Over the summer Jamel Myles came out as gay to his mother. He even asked his mother to buy him clothes that were more feminine.
The brave boy also wanted to tell his classmates that he was gay. However, four days after school opened, the young boy was dead by committing suicide.
Over the summer, Leia Pierce said her son, Jamel Myles, 9, wanted to tell his classmates at his school in Denver, Colorado that he was gay. On Monday last week, the boy started fourth grade at Joe Shoemaker Elementary School.
Four days later, his mother found his lifeless body in their home. The Denver coroner’s office confirmed that Myles had died by suicide.
For more on this story go to our Twitter account @amomama_usa. Pierce recalled the moment her son came out to her.
"And he looked so scared when he told me. He was like, 'Mom I’m gay.' And I thought he was playing, so I looked back because I was driving, and he was all curled up, so scared. And I said, I still love you," Pierce said.
She added, "He went to school and said he was gonna tell people he’s gay because he’s proud of himself.”
Myles also opened up about wanting to dress more femininely.
"And he goes, 'Can I be honest with you?'" Pierce said. "And I was like sure, and he’s like, 'I know you buy me boy stuff because I’m a boy, but I’d rather dress like a girl.'"
The same day he went back to school, Myles had begun wearing fake fingernails. Pierce believed that her child died because of bullying.
"My child died because of bullying. My baby killed himself,” she shared. “He didn’t deserve this.
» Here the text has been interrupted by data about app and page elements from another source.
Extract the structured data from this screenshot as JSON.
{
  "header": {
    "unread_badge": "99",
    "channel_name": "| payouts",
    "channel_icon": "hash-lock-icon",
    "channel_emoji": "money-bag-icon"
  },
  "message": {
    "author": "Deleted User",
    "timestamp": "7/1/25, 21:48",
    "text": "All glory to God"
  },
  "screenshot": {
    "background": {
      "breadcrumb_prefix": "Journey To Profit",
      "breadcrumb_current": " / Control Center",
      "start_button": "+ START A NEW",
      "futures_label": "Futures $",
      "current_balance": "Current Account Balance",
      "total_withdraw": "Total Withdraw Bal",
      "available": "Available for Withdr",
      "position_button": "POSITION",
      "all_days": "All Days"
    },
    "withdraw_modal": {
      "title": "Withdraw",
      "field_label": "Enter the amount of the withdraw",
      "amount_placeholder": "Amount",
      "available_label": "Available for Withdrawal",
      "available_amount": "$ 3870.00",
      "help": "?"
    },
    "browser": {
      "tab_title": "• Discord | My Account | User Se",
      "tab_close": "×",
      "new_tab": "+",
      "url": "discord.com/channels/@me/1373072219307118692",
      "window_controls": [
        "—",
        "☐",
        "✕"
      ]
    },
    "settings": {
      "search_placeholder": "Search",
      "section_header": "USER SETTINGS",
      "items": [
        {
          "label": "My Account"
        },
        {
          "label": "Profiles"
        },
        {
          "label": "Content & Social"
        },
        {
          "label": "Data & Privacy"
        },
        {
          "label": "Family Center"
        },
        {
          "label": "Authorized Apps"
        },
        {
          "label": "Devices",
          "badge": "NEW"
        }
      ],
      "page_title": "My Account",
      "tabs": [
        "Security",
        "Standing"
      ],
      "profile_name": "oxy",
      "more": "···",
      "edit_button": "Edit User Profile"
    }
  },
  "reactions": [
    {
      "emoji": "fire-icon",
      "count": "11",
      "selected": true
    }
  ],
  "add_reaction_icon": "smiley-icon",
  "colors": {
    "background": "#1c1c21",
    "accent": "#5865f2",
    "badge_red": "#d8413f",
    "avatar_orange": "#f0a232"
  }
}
He wanted to make everybody happy even when he wasn’t. I want him back so bad.”
She also revealed that her eldest sister had confessed that other children had told Myles to kill himself. The grieving mother admitted that she was upset that her son thought suicide was an option.
"I don't want anyone else to feel like this, and I know my son doesn't want anyone else to feel like this," she said.
In the statement, the district said it would continue to offer support to the family. Counsellors were made available to children, teachers, and school staff.
In a letter sent to families, Denver Public Schools (DPS) said Myles’ death was an "unexpected loss for our school community."
The note said, "Our goal is to partner with you in sharing this news with your child in the most appropriate way possible, with as much support as may be needed, so please feel free to reach out about how you want to handle this."
The National Suicide Prevention Lifeline is 1-800-273-8255. Other international suicide helplines can be found at befrienders.org.